techIf those brochure kitchens look a little too perfect to be true, well, that’s probably because they are
Sport
Andy Murray celebrates a shot while playing Jo-Wilfried Tsonga
TennisWin sets up blockbuster US Open quarter-final against Djokovic
Arts and Entertainment
Hare’s a riddle: Kit Williams with the treasure linked to Masquerade
booksRiddling trilogy could net you $3m
Arts and Entertainment
Alex Kapranos of Franz Ferdinand performs live
music Pro-independence show to take place four days before vote
News
news Video - hailed as 'most original' since Benedict Cumberbatch's
News
i100
Life and Style
The longer David Sedaris had his Fitbit, the further afield his walks took him through the West Sussex countryside
lifeDavid Sedaris: What I learnt from my fitness tracker about the world
Latest stories from i100
Have you tried new the Independent Digital Edition apps?
Independent Dating
and  

By clicking 'Search' you
are agreeing to our
Terms of Use.

iJobs Job Widget
iJobs General

SEN Teachers and Support Staff

£50 - £130 per day: Randstad Education Chelmsford: Are you an SEN Teacher or L...

SharePoint Engineer - Bishop's Stortford

£30000 - £35000 per annum + benefits: Ashdown Group: A highly successful organ...

Planning Manager (Training, Learning and Development) - London

£35000 - £38000 per annum + benefits: Ashdown Group: A highly successful, glob...

SEN Teaching Assistant

£50 - £70 per day: Randstad Education Chelmsford: Are you a Teaching Assistant...

Day In a Page

'I’ll tell you what I would not serve - lamb and potatoes': US ambassador hits out at stodgy British food served at diplomatic dinners

'I’ll tell you what I would not serve - lamb and potatoes'

US ambassador hits out at stodgy British food
Radio Times female powerlist: A 'revolution' in TV gender roles

A 'revolution' in TV gender roles

Inside the Radio Times female powerlist
Endgame: James Frey's literary treasure hunt

James Frey's literary treasure hunt

Riddling trilogy could net you $3m
Fitbit: Because the tingle feels so good

Fitbit: Because the tingle feels so good

What David Sedaris learnt about the world from his fitness tracker
Saudis risk new Muslim division with proposal to move Mohamed’s tomb

Saudis risk new Muslim division with proposal to move Mohamed’s tomb

Second-holiest site in Islam attracts millions of pilgrims each year
Alexander Fury: The designer names to look for at fashion week this season

The big names to look for this fashion week

This week, designers begin to show their spring 2015 collections in New York
Will Self: 'I like Orwell's writing as much as the next talented mediocrity'

'I like Orwell's writing as much as the next talented mediocrity'

Will Self takes aim at Orwell's rules for writing plain English
Meet Afghanistan's middle-class paint-ballers

Meet Afghanistan's middle-class paint-ballers

Toy guns proving a popular diversion in a country flooded with the real thing
Al Pacino wows Venice

Al Pacino wows Venice

Ham among the brilliance as actor premieres two films at festival
Neil Lawson Baker interview: ‘I’ve gained so much from art.
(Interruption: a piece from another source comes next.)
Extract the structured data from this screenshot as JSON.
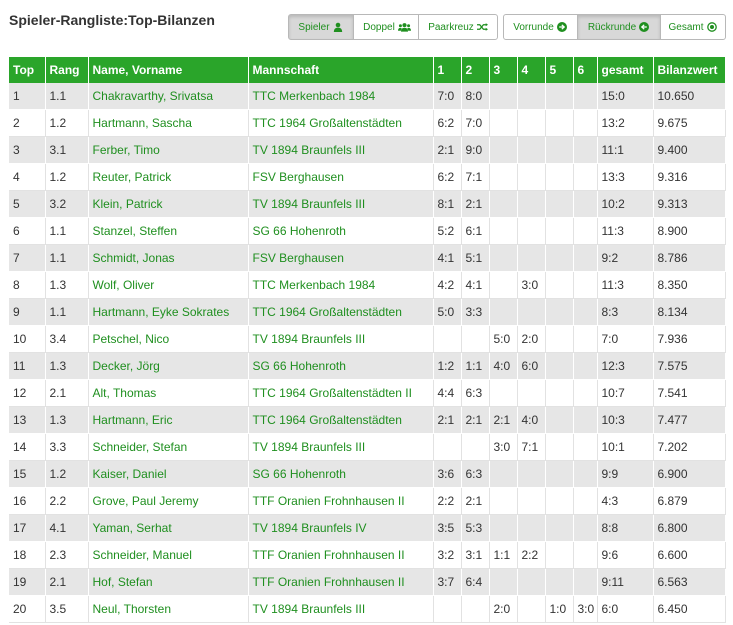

It’s only right to give something back’.

Neil Lawson Baker interview

‘I’ve gained so much from art. It’s only right to give something back’.
The other Mugabe who is lining up for the Zimbabwean presidency

The other Mugabe who is lining up for the Zimbabwean presidency

Wife of President Robert Mugabe appears to have her sights set on succeeding her husband
The model of a gadget launch: Cultivate an atmosphere of mystery and excitement to sell stuff people didn't realise they needed

The model for a gadget launch

Cultivate an atmosphere of mystery and excitement to sell stuff people didn't realise they needed
Alice Roberts: She's done pretty well, for a boffin without a beard

She's done pretty well, for a boffin without a beard

Alice Roberts talks about her new book on evolution - and why her early TV work drew flak from (mostly male) colleagues
Get well soon, Joan Rivers - an inspiration, whether she likes it or not

Get well soon, Joan Rivers

She is awful. But she's also wonderful, not in spite of but because of the fact she's forever saying appalling things, argues Ellen E Jones
Doctor Who Into the Dalek review: A classic sci-fi adventure with all the spectacle of a blockbuster

A fresh take on an old foe

Doctor Who Into the Dalek more than compensated for last week's nonsensical offering